Pentatricopeptide repeat proteins are one of the major protein families in flowering plants, containing around 450 members. They participate in RNA editing and are related to plant growth, development and reproduction, as well as to responses to ABA and abiotic stresses. Their characteristics have been described in silico; however, relatively little is known about their biochemical properties. Different types of PPR proteins, with different tasks in RNA editing, have been suggested to interact in an editosome to complete RNA editing. Other non-PPR editing factors, such as the multiple organellar RNA editing factors and the organelle RNA recognition motif-containing protein family, for example, have also been described in plants. However, while evidence on protein interactions between non-PPR RNA editing proteins is accumulating, very few PPR protein interactions have been reported; possibly due to their high instability. In this manuscript, we aimed to optimize the conditions for non-denaturing protein extraction of PPR proteins allowing in vivo protein analyses, such as interaction assays by co-immunoprecipitation. The unusually high protein degradation rate, the aggregation properties and the high pI, as well as the ATP-dependence of some PPR proteins, are key aspects to be considered when extracting PPR proteins in a non-denatured state. During extraction of PPR proteins, the use of proteasome and phosphatase inhibitors is critical. The use of the ATP-cofactor reduces considerably the degradation of PPR proteins. A short centrifugation step to discard cell debris is essential to avoid PPR precipitation; while in some cases, addition of a reductant is needed, probably caused by the pI/pH context. This work provides an easy and rapid optimized non-denaturing total protein extraction protocol from plant tissue, suitable for polypeptides of the PPR family.
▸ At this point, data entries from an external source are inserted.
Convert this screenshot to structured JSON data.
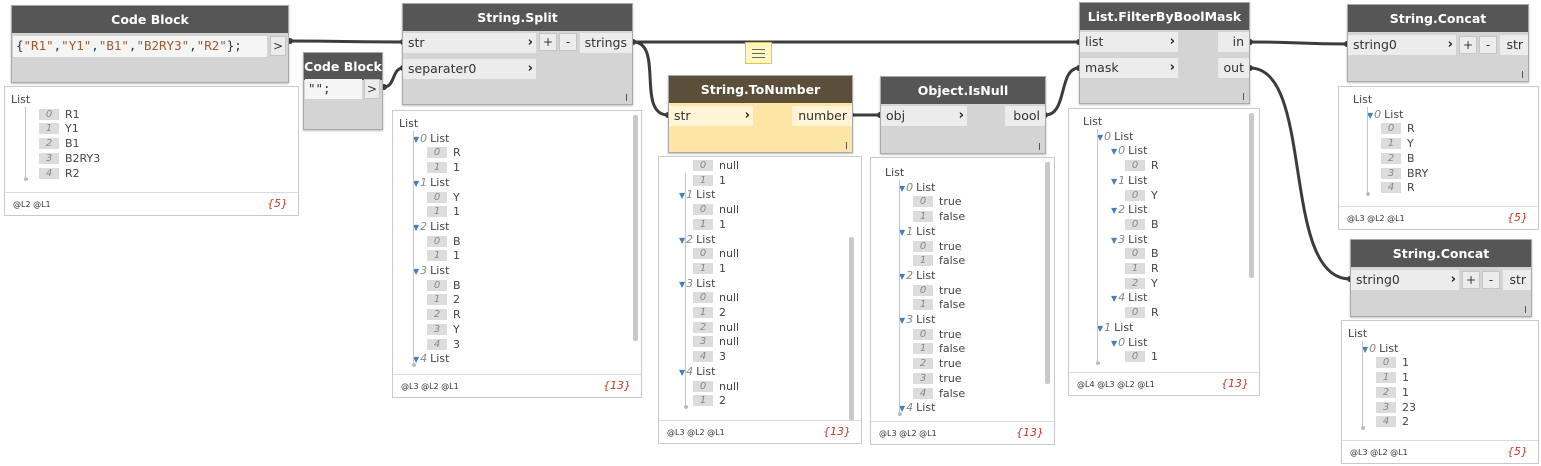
{
  "nodes": {
    "code_block_1": {
      "title": "Code Block",
      "code_parts": [
        "{",
        "\"R1\"",
        ",",
        "\"Y1\"",
        ",",
        "\"B1\"",
        ",",
        "\"B2RY3\"",
        ",",
        "\"R2\"",
        "};"
      ],
      "out_arrow": ">"
    },
    "code_block_2": {
      "title": "Code Block",
      "code": "\"\";",
      "out_arrow": ">"
    },
    "string_split": {
      "title": "String.Split",
      "inputs": [
        "str",
        "separater0"
      ],
      "plus": "+",
      "minus": "-",
      "output": "strings"
    },
    "string_to_number": {
      "title": "String.ToNumber",
      "input": "str",
      "output": "number"
    },
    "object_isnull": {
      "title": "Object.IsNull",
      "input": "obj",
      "output": "bool"
    },
    "filter_bool_mask": {
      "title": "List.FilterByBoolMask",
      "inputs": [
        "list",
        "mask"
      ],
      "outputs": [
        "in",
        "out"
      ]
    },
    "string_concat_1": {
      "title": "String.Concat",
      "input": "string0",
      "plus": "+",
      "minus": "-",
      "output": "str"
    },
    "string_concat_2": {
      "title": "String.Concat",
      "input": "string0",
      "plus": "+",
      "minus": "-",
      "output": "str"
    }
  },
  "watches": {
    "w1": {
      "levels": "@L2 @L1",
      "count": "{5}",
      "rows": [
        {
          "t": "head",
          "label": "List"
        },
        {
          "t": "item",
          "idx": "0",
          "v": "R1"
        },
        {
          "t": "item",
          "idx": "1",
          "v": "Y1"
        },
        {
          "t": "item",
          "idx": "2",
          "v": "B1"
        },
        {
          "t": "item",
          "idx": "3",
          "v": "B2RY3"
        },
        {
          "t": "item",
          "idx": "4",
          "v": "R2"
        }
      ]
    },
    "w2": {
      "levels": "@L3 @L2 @L1",
      "count": "{13}",
      "rows": [
        {
          "t": "head",
          "label": "List"
        },
        {
          "t": "sub",
          "n": "0",
          "label": "List"
        },
        {
          "t": "item",
          "idx": "0",
          "v": "R"
        },
        {
          "t": "item",
          "idx": "1",
          "v": "1"
        },
        {
          "t": "sub",
          "n": "1",
          "label": "List"
        },
        {
          "t": "item",
          "idx": "0",
          "v": "Y"
        },
        {
          "t": "item",
          "idx": "1",
          "v": "1"
        },
        {
          "t": "sub",
          "n": "2",
          "label": "List"
        },
        {
          "t": "item",
          "idx": "0",
          "v": "B"
        },
        {
          "t": "item",
          "idx": "1",
          "v": "1"
        },
        {
          "t": "sub",
          "n": "3",
          "label": "List"
        },
        {
          "t": "item",
          "idx": "0",
          "v": "B"
        },
        {
          "t": "item",
          "idx": "1",
          "v": "2"
        },
        {
          "t": "item",
          "idx": "2",
          "v": "R"
        },
        {
          "t": "item",
          "idx": "3",
          "v": "Y"
        },
        {
          "t": "item",
          "idx": "4",
          "v": "3"
        },
        {
          "t": "sub",
          "n": "4",
          "label": "List"
        }
      ]
    },
    "w3": {
      "levels": "@L3 @L2 @L1",
      "count": "{13}",
      "rows": [
        {
          "t": "item",
          "idx": "0",
          "v": "null"
        },
        {
          "t": "item",
          "idx": "1",
          "v": "1"
        },
        {
          "t": "sub",
          "n": "1",
          "label": "List"
        },
        {
          "t": "item",
          "idx": "0",
          "v": "null"
        },
        {
          "t": "item",
          "idx": "1",
          "v": "1"
        },
        {
          "t": "sub",
          "n": "2",
          "label": "List"
        },
        {
          "t": "item",
          "idx": "0",
          "v": "null"
        },
        {
          "t": "item",
          "idx": "1",
          "v": "1"
        },
        {
          "t": "sub",
          "n": "3",
          "label": "List"
        },
        {
          "t": "item",
          "idx": "0",
          "v": "null"
        },
        {
          "t": "item",
          "idx": "1",
          "v": "2"
        },
        {
          "t": "item",
          "idx": "2",
          "v": "null"
        },
        {
          "t": "item",
          "idx": "3",
          "v": "null"
        },
        {
          "t": "item",
          "idx": "4",
          "v": "3"
        },
        {
          "t": "sub",
          "n": "4",
          "label": "List"
        },
        {
          "t": "item",
          "idx": "0",
          "v": "null"
        },
        {
          "t": "item",
          "idx": "1",
          "v": "2"
        }
      ]
    },
    "w4": {
      "levels": "@L3 @L2 @L1",
      "count": "{13}",
      "rows": [
        {
          "t": "head",
          "label": "List"
        },
        {
          "t": "sub",
          "n": "0",
          "label": "List"
        },
        {
          "t": "item",
          "idx": "0",
          "v": "true"
        },
        {
          "t": "item",
          "idx": "1",
          "v": "false"
        },
        {
          "t": "sub",
          "n": "1",
          "label": "List"
        },
        {
          "t": "item",
          "idx": "0",
          "v": "true"
        },
        {
          "t": "item",
          "idx": "1",
          "v": "false"
        },
        {
          "t": "sub",
          "n": "2",
          "label": "List"
        },
        {
          "t": "item",
          "idx": "0",
          "v": "true"
        },
        {
          "t": "item",
          "idx": "1",
          "v": "false"
        },
        {
          "t": "sub",
          "n": "3",
          "label": "List"
        },
        {
          "t": "item",
          "idx": "0",
          "v": "true"
        },
        {
          "t": "item",
          "idx": "1",
          "v": "false"
        },
        {
          "t": "item",
          "idx": "2",
          "v": "true"
        },
        {
          "t": "item",
          "idx": "3",
          "v": "true"
        },
        {
          "t": "item",
          "idx": "4",
          "v": "false"
        },
        {
          "t": "sub",
          "n": "4",
          "label": "List"
        }
      ]
    },
    "w5": {
      "levels": "@L4 @L3 @L2 @L1",
      "count": "{13}",
      "rows": [
        {
          "t": "head",
          "label": "List"
        },
        {
          "t": "sub",
          "n": "0",
          "label": "List"
        },
        {
          "t": "sub2",
          "n": "0",
          "label": "List"
        },
        {
          "t": "item2",
          "idx": "0",
          "v": "R"
        },
        {
          "t": "sub2",
          "n": "1",
          "label": "List"
        },
        {
          "t": "item2",
          "idx": "0",
          "v": "Y"
        },
        {
          "t": "sub2",
          "n": "2",
          "label": "List"
        },
        {
          "t": "item2",
          "idx": "0",
          "v": "B"
        },
        {
          "t": "sub2",
          "n": "3",
          "label": "List"
        },
        {
          "t": "item2",
          "idx": "0",
          "v": "B"
        },
        {
          "t": "item2",
          "idx": "1",
          "v": "R"
        },
        {
          "t": "item2",
          "idx": "2",
          "v": "Y"
        },
        {
          "t": "sub2",
          "n": "4",
          "label": "List"
        },
        {
          "t": "item2",
          "idx": "0",
          "v": "R"
        },
        {
          "t": "sub",
          "n": "1",
          "label": "List"
        },
        {
          "t": "sub2",
          "n": "0",
          "label": "List"
        },
        {
          "t": "item2",
          "idx": "0",
          "v": "1"
        }
      ]
    },
    "w6": {
      "levels": "@L3 @L2 @L1",
      "count": "{5}",
      "rows": [
        {
          "t": "head",
          "label": "List"
        },
        {
          "t": "sub",
          "n": "0",
          "label": "List"
        },
        {
          "t": "item",
          "idx": "0",
          "v": "R"
        },
        {
          "t": "item",
          "idx": "1",
          "v": "Y"
        },
        {
          "t": "item",
          "idx": "2",
          "v": "B"
        },
        {
          "t": "item",
          "idx": "3",
          "v": "BRY"
        },
        {
          "t": "item",
          "idx": "4",
          "v": "R"
        }
      ]
    },
    "w7": {
      "levels": "@L3 @L2 @L1",
      "count": "{5}",
      "rows": [
        {
          "t": "head",
          "label": "List"
        },
        {
          "t": "sub",
          "n": "0",
          "label": "List"
        },
        {
          "t": "item",
          "idx": "0",
          "v": "1"
        },
        {
          "t": "item",
          "idx": "1",
          "v": "1"
        },
        {
          "t": "item",
          "idx": "2",
          "v": "1"
        },
        {
          "t": "item",
          "idx": "3",
          "v": "23"
        },
        {
          "t": "item",
          "idx": "4",
          "v": "2"
        }
      ]
    }
  }
}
Active molecules among numerous chemical structures in a chemical database can be searched easily by statistical prediction of compound-protein interactions. However, constructing a simple prediction model against one protein does not aid drug design, because detecting chemical structures that act similarly against multiple proteins is necessary for preventing side effects of the potential drug. To tackle this problem, we propose a new method that visualizes chemical and protein spaces. For simultaneous visualization of both spaces, we employ a counterpropagation neural network (CPNN) and develop a new visualization method named multi-input CPNN (MICPNN). In a case study of the kinase protein family, the MICPNN model predicted accurately the complex relationships between compounds and proteins. The proposed method identified chemical structures with promising activity against kinases. Our proposed method is also applicable to other protein families, such as G-protein coupled receptors, ion channels and transporters.